**Task item:** The full set of records is to be reproduced verbatim.

Data for review below:

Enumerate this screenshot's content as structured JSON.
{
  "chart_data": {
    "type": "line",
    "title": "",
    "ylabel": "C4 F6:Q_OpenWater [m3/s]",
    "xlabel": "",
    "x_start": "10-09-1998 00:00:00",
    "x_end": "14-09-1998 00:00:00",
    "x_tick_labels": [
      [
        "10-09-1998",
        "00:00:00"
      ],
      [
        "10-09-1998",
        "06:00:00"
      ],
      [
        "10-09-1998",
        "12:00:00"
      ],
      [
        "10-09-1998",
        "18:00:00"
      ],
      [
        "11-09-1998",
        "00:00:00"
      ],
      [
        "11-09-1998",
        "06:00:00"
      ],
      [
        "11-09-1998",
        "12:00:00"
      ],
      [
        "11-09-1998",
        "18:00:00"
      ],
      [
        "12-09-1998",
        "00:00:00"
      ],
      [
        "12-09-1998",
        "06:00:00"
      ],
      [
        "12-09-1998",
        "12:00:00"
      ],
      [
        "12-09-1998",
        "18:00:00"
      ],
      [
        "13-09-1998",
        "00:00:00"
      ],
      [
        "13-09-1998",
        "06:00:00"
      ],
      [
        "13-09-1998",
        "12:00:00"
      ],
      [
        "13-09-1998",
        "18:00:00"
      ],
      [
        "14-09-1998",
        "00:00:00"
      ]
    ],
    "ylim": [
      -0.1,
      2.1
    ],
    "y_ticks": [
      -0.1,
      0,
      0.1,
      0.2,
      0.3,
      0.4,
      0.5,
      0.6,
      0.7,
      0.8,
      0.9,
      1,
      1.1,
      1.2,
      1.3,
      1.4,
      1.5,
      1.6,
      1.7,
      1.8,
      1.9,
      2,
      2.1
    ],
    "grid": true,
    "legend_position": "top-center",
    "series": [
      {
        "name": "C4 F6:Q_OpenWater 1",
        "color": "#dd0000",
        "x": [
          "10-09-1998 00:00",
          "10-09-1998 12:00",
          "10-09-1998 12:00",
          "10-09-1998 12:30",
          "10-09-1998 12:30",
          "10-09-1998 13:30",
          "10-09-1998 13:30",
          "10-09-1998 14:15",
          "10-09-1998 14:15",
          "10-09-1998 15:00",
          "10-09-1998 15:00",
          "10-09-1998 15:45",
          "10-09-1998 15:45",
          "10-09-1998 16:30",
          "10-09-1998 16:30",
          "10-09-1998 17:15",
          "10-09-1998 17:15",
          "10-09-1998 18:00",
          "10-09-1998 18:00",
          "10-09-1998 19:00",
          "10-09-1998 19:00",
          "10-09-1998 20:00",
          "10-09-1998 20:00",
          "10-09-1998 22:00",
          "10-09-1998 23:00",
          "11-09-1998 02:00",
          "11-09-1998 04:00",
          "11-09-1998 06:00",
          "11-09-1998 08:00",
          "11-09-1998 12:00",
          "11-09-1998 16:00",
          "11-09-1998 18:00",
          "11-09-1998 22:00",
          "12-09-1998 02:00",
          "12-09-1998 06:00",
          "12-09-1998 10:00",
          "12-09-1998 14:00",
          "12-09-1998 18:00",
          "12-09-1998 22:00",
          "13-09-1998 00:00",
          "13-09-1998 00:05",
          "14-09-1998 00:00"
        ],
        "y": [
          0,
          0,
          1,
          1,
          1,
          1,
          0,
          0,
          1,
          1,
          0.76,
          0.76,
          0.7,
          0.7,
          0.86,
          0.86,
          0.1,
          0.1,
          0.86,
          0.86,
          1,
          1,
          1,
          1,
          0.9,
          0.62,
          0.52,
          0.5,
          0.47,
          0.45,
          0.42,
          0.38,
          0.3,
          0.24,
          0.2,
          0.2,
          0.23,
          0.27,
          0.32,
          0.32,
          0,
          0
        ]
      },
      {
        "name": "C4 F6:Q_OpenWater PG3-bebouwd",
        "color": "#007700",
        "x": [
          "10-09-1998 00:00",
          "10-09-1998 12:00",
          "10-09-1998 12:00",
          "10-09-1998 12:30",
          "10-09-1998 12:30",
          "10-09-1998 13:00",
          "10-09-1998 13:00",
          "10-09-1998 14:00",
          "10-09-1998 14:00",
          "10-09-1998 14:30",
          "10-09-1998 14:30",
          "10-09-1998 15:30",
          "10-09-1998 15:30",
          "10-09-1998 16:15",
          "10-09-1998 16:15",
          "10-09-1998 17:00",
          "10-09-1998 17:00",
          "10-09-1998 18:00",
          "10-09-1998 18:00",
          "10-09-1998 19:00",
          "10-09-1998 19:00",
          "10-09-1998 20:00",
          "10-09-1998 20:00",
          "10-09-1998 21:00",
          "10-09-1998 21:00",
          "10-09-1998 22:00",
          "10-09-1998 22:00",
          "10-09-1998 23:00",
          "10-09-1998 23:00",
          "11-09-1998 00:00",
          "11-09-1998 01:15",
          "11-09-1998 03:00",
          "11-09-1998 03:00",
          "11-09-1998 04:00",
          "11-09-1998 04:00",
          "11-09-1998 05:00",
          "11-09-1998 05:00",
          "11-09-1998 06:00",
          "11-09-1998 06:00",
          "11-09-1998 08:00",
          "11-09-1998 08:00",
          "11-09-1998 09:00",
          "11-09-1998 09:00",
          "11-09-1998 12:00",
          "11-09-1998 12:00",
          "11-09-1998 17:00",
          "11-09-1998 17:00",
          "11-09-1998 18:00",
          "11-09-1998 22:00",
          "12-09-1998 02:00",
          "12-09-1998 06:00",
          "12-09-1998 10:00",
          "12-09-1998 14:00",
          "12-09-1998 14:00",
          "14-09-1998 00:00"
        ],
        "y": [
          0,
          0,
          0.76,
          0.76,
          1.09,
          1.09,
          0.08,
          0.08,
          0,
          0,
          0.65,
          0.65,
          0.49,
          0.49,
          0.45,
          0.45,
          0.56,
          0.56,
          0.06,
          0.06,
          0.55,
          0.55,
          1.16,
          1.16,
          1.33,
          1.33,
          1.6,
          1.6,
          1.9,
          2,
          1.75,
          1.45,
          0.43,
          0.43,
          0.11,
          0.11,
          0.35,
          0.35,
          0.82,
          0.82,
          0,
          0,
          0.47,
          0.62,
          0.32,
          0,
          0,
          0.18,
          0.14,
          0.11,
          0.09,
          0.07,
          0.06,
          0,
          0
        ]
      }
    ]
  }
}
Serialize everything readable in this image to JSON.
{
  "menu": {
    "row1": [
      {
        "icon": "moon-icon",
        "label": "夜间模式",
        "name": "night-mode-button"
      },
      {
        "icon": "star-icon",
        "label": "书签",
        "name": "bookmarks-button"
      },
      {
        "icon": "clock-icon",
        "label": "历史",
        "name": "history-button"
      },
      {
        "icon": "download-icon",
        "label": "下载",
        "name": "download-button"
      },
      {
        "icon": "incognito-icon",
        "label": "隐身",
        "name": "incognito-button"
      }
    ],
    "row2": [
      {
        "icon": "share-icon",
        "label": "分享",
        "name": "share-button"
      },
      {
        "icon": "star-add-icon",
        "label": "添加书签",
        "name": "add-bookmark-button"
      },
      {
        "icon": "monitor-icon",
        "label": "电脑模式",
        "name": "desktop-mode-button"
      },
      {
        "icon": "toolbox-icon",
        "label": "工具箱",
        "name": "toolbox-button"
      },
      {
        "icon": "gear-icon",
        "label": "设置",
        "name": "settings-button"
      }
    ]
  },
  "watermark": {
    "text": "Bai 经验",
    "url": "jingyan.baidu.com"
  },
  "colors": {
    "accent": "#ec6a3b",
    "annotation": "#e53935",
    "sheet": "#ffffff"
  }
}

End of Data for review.

**Answer:**
Enumerate this screenshot's content as structured JSON.
{
  "chart_data": {
    "type": "line",
    "title": "",
    "ylabel": "C4 F6:Q_OpenWater [m3/s]",
    "xlabel": "",
    "x_start": "10-09-1998 00:00:00",
    "x_end": "14-09-1998 00:00:00",
    "x_tick_labels": [
      [
        "10-09-1998",
        "00:00:00"
      ],
      [
        "10-09-1998",
        "06:00:00"
      ],
      [
        "10-09-1998",
        "12:00:00"
      ],
      [
        "10-09-1998",
        "18:00:00"
      ],
      [
        "11-09-1998",
        "00:00:00"
      ],
      [
        "11-09-1998",
        "06:00:00"
      ],
      [
        "11-09-1998",
        "12:00:00"
      ],
      [
        "11-09-1998",
        "18:00:00"
      ],
      [
        "12-09-1998",
        "00:00:00"
      ],
      [
        "12-09-1998",
        "06:00:00"
      ],
      [
        "12-09-1998",
        "12:00:00"
      ],
      [
        "12-09-1998",
        "18:00:00"
      ],
      [
        "13-09-1998",
        "00:00:00"
      ],
      [
        "13-09-1998",
        "06:00:00"
      ],
      [
        "13-09-1998",
        "12:00:00"
      ],
      [
        "13-09-1998",
        "18:00:00"
      ],
      [
        "14-09-1998",
        "00:00:00"
      ]
    ],
    "ylim": [
      -0.1,
      2.1
    ],
    "y_ticks": [
      -0.1,
      0,
      0.1,
      0.2,
      0.3,
      0.4,
      0.5,
      0.6,
      0.7,
      0.8,
      0.9,
      1,
      1.1,
      1.2,
      1.3,
      1.4,
      1.5,
      1.6,
      1.7,
      1.8,
      1.9,
      2,
      2.1
    ],
    "grid": true,
    "legend_position": "top-center",
    "series": [
      {
        "name": "C4 F6:Q_OpenWater 1",
        "color": "#dd0000",
        "x": [
          "10-09-1998 00:00",
          "10-09-1998 12:00",
          "10-09-1998 12:00",
          "10-09-1998 12:30",
          "10-09-1998 12:30",
          "10-09-1998 13:30",
          "10-09-1998 13:30",
          "10-09-1998 14:15",
          "10-09-1998 14:15",
          "10-09-1998 15:00",
          "10-09-1998 15:00",
          "10-09-1998 15:45",
          "10-09-1998 15:45",
          "10-09-1998 16:30",
          "10-09-1998 16:30",
          "10-09-1998 17:15",
          "10-09-1998 17:15",
          "10-09-1998 18:00",
          "10-09-1998 18:00",
          "10-09-1998 19:00",
          "10-09-1998 19:00",
          "10-09-1998 20:00",
          "10-09-1998 20:00",
          "10-09-1998 22:00",
          "10-09-1998 23:00",
          "11-09-1998 02:00",
          "11-09-1998 04:00",
          "11-09-1998 06:00",
          "11-09-1998 08:00",
          "11-09-1998 12:00",
          "11-09-1998 16:00",
          "11-09-1998 18:00",
          "11-09-1998 22:00",
          "12-09-1998 02:00",
          "12-09-1998 06:00",
          "12-09-1998 10:00",
          "12-09-1998 14:00",
          "12-09-1998 18:00",
          "12-09-1998 22:00",
          "13-09-1998 00:00",
          "13-09-1998 00:05",
          "14-09-1998 00:00"
        ],
        "y": [
          0,
          0,
          1,
          1,
          1,
          1,
          0,
          0,
          1,
          1,
          0.76,
          0.76,
          0.7,
          0.7,
          0.86,
          0.86,
          0.1,
          0.1,
          0.86,
          0.86,
          1,
          1,
          1,
          1,
          0.9,
          0.62,
          0.52,
          0.5,
          0.47,
          0.45,
          0.42,
          0.38,
          0.3,
          0.24,
          0.2,
          0.2,
          0.23,
          0.27,
          0.32,
          0.32,
          0,
          0
        ]
      },
      {
        "name": "C4 F6:Q_OpenWater PG3-bebouwd",
        "color": "#007700",
        "x": [
          "10-09-1998 00:00",
          "10-09-1998 12:00",
          "10-09-1998 12:00",
          "10-09-1998 12:30",
          "10-09-1998 12:30",
          "10-09-1998 13:00",
          "10-09-1998 13:00",
          "10-09-1998 14:00",
          "10-09-1998 14:00",
          "10-09-1998 14:30",
          "10-09-1998 14:30",
          "10-09-1998 15:30",
          "10-09-1998 15:30",
          "10-09-1998 16:15",
          "10-09-1998 16:15",
          "10-09-1998 17:00",
          "10-09-1998 17:00",
          "10-09-1998 18:00",
          "10-09-1998 18:00",
          "10-09-1998 19:00",
          "10-09-1998 19:00",
          "10-09-1998 20:00",
          "10-09-1998 20:00",
          "10-09-1998 21:00",
          "10-09-1998 21:00",
          "10-09-1998 22:00",
          "10-09-1998 22:00",
          "10-09-1998 23:00",
          "10-09-1998 23:00",
          "11-09-1998 00:00",
          "11-09-1998 01:15",
          "11-09-1998 03:00",
          "11-09-1998 03:00",
          "11-09-1998 04:00",
          "11-09-1998 04:00",
          "11-09-1998 05:00",
          "11-09-1998 05:00",
          "11-09-1998 06:00",
          "11-09-1998 06:00",
          "11-09-1998 08:00",
          "11-09-1998 08:00",
          "11-09-1998 09:00",
          "11-09-1998 09:00",
          "11-09-1998 12:00",
          "11-09-1998 12:00",
          "11-09-1998 17:00",
          "11-09-1998 17:00",
          "11-09-1998 18:00",
          "11-09-1998 22:00",
          "12-09-1998 02:00",
          "12-09-1998 06:00",
          "12-09-1998 10:00",
          "12-09-1998 14:00",
          "12-09-1998 14:00",
          "14-09-1998 00:00"
        ],
        "y": [
          0,
          0,
          0.76,
          0.76,
          1.09,
          1.09,
          0.08,
          0.08,
          0,
          0,
          0.65,
          0.65,
          0.49,
          0.49,
          0.45,
          0.45,
          0.56,
          0.56,
          0.06,
          0.06,
          0.55,
          0.55,
          1.16,
          1.16,
          1.33,
          1.33,
          1.6,
          1.6,
          1.9,
          2,
          1.75,
          1.45,
          0.43,
          0.43,
          0.11,
          0.11,
          0.35,
          0.35,
          0.82,
          0.82,
          0,
          0,
          0.47,
          0.62,
          0.32,
          0,
          0,
          0.18,
          0.14,
          0.11,
          0.09,
          0.07,
          0.06,
          0,
          0
        ]
      }
    ]
  }
}
Serialize everything readable in this image to JSON.
{
  "menu": {
    "row1": [
      {
        "icon": "moon-icon",
        "label": "夜间模式",
        "name": "night-mode-button"
      },
      {
        "icon": "star-icon",
        "label": "书签",
        "name": "bookmarks-button"
      },
      {
        "icon": "clock-icon",
        "label": "历史",
        "name": "history-button"
      },
      {
        "icon": "download-icon",
        "label": "下载",
        "name": "download-button"
      },
      {
        "icon": "incognito-icon",
        "label": "隐身",
        "name": "incognito-button"
      }
    ],
    "row2": [
      {
        "icon": "share-icon",
        "label": "分享",
        "name": "share-button"
      },
      {
        "icon": "star-add-icon",
        "label": "添加书签",
        "name": "add-bookmark-button"
      },
      {
        "icon": "monitor-icon",
        "label": "电脑模式",
        "name": "desktop-mode-button"
      },
      {
        "icon": "toolbox-icon",
        "label": "工具箱",
        "name": "toolbox-button"
      },
      {
        "icon": "gear-icon",
        "label": "设置",
        "name": "settings-button"
      }
    ]
  },
  "watermark": {
    "text": "Bai 经验",
    "url": "jingyan.baidu.com"
  },
  "colors": {
    "accent": "#ec6a3b",
    "annotation": "#e53935",
    "sheet": "#ffffff"
  }
}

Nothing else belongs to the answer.